Work instructions
Read the lines below, and copy any that contain the string "data".

· · · · · · ·

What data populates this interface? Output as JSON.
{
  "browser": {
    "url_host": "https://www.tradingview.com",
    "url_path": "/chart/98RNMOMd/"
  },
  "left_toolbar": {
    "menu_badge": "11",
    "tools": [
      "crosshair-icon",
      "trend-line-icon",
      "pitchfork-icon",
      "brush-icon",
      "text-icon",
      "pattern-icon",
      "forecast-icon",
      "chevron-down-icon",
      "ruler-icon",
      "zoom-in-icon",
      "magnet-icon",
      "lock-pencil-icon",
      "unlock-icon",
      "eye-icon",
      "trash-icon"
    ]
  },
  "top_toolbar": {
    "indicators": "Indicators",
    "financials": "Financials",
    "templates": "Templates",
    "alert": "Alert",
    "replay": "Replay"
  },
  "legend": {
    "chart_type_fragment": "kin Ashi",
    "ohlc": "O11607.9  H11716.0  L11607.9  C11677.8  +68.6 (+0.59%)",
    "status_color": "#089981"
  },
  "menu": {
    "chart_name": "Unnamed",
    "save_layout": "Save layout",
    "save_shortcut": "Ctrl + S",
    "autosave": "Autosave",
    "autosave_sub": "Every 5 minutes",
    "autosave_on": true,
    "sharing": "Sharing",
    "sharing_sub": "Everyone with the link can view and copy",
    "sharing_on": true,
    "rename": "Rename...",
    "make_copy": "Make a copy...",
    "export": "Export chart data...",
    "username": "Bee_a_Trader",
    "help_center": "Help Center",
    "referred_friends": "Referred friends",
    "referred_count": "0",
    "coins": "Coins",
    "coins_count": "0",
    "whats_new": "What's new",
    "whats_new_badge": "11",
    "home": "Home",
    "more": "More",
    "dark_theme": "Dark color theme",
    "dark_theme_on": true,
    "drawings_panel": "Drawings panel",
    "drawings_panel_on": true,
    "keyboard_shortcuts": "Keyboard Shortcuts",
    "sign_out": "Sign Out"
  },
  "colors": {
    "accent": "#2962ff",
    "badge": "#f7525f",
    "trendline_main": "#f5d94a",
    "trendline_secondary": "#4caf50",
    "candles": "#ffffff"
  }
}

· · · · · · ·

Solution to the problem
What data populates this interface? Output as JSON.
    "export": "Export chart data...",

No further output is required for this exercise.